A CBS News poll taken in August 2001 found that a majority of Americans do not believe that Social Security will be able to pay their retirement benefits. A similar majority believe that investing part of our Social Security funds in the stock market is a good idea. That speaks to the success of a brilliant, multi-year public relations campaign engineered by rich Wall Street firms, in conjunction with their friends in conservative Washington think tanks. Their goal: to convince the public to consider dumping Social Security in favor of private accounts. It's a campaign built on misinformation, distortion, and outright lies. What's Wall Street's stake in all this? They want to get their hands on the one trillion dollars currently sitting in the Social Security trust fund - probably the largest single stash of dough ever amassed in human history. If Social Security were privatized, that giant trust fund would be sliced up into individual retirement accounts, managed by the banks, one account for every man, woman and child in America. Each one of those accounts would generate management fees for the banks, a never-ending Niagara Falls of fees, cascading forever into the coffers of Wall Street. ...

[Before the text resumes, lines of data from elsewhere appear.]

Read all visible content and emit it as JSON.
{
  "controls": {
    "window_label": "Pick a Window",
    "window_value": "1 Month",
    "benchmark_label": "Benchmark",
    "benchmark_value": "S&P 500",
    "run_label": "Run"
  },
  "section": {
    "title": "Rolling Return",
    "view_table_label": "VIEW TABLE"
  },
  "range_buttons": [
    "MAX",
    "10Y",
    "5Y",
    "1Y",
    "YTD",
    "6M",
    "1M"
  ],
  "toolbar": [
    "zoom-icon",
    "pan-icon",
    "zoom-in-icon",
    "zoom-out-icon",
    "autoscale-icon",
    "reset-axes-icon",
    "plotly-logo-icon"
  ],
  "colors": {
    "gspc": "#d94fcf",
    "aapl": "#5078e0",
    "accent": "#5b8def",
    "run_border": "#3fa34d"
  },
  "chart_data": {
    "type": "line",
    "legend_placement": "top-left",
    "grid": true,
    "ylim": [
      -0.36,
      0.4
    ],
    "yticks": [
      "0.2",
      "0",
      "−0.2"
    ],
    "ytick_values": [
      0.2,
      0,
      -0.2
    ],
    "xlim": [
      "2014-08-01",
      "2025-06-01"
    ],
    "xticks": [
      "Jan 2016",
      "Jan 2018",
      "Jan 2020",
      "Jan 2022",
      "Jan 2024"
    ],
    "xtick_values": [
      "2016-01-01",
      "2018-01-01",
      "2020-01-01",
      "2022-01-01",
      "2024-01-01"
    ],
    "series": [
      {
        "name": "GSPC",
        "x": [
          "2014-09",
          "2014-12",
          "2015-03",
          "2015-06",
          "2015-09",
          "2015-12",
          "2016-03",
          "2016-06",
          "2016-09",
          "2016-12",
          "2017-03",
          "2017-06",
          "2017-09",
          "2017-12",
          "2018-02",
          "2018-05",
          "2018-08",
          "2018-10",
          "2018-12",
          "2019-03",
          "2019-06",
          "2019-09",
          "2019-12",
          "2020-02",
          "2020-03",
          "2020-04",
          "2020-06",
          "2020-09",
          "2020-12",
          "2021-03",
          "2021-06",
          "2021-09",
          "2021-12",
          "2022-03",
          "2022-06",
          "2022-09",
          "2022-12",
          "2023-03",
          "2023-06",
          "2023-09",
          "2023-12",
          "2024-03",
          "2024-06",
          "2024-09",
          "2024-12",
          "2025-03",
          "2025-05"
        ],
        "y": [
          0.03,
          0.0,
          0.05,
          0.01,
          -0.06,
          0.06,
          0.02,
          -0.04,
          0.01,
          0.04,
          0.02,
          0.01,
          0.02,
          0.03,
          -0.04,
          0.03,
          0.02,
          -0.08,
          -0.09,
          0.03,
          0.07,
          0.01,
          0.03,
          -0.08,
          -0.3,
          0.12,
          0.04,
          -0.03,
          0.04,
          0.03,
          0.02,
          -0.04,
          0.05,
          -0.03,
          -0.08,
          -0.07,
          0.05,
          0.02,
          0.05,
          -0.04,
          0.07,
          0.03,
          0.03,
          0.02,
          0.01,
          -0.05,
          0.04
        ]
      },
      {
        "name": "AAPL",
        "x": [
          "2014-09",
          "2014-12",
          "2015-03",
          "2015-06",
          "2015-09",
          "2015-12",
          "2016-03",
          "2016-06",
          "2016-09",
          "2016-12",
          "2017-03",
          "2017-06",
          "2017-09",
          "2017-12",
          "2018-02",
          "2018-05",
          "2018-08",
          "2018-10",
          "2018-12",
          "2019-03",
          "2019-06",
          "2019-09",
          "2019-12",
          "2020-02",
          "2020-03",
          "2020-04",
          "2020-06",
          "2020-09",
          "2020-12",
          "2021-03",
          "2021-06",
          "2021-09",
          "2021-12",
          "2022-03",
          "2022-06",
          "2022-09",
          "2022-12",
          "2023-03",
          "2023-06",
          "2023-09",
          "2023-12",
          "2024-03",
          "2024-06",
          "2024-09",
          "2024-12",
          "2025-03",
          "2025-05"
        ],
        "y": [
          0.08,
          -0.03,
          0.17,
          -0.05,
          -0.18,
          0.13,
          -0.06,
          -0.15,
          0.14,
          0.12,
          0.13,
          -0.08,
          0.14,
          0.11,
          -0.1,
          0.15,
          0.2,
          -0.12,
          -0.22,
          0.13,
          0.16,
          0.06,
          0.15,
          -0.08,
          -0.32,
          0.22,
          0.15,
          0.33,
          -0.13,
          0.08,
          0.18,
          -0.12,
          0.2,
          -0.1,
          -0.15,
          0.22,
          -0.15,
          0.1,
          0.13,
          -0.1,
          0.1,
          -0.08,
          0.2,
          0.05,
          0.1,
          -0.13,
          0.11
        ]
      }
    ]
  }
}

Lie #3: The stock market is definitely a better deal. The pro-privatization President's Commission to Strengthen Social Security has claimed that stocks will have an annual "return" of 7 percent, while the current Social Security system only returns about 3 percent. But the Commission does not provide any hard numbers to back up their 7 percent estimate. That's a stunning omission, given the fact that the whole argument for privatization rests on projected stock market returns. The truth is that the stock market is a much shakier investment than most people realize. Even with recent drops, stock prices are still high by historical standards. At this writing, the Dow Jones stands around 10,000. But Alan Greenspan warned that stock prices were too high (by making his "irrational exuberance" comment) back when the Dow was way down below 7,000! Another problem is Social Security's own accountants are projecting that corporate profits will grow much slower over the next 75 years than they have in the past. Since stock prices are tied to corporate profits, this can only dim the prospects for stock market returns. Economist Dean Baker of the Center for Economic and Policy Research crunched Social Security's own numbers and came up with a future stock market return of 3.6 percent a year. When you subtract the fees that banks will charge to manage the accounts, the stock market drops back into a dead heat with old reliable Social Security. Except that with the private accounts, it would still be possible to lose everything in a stock market crash. So far, the President's Social Security Commission has failed to refute or even respond to Baker's calculations.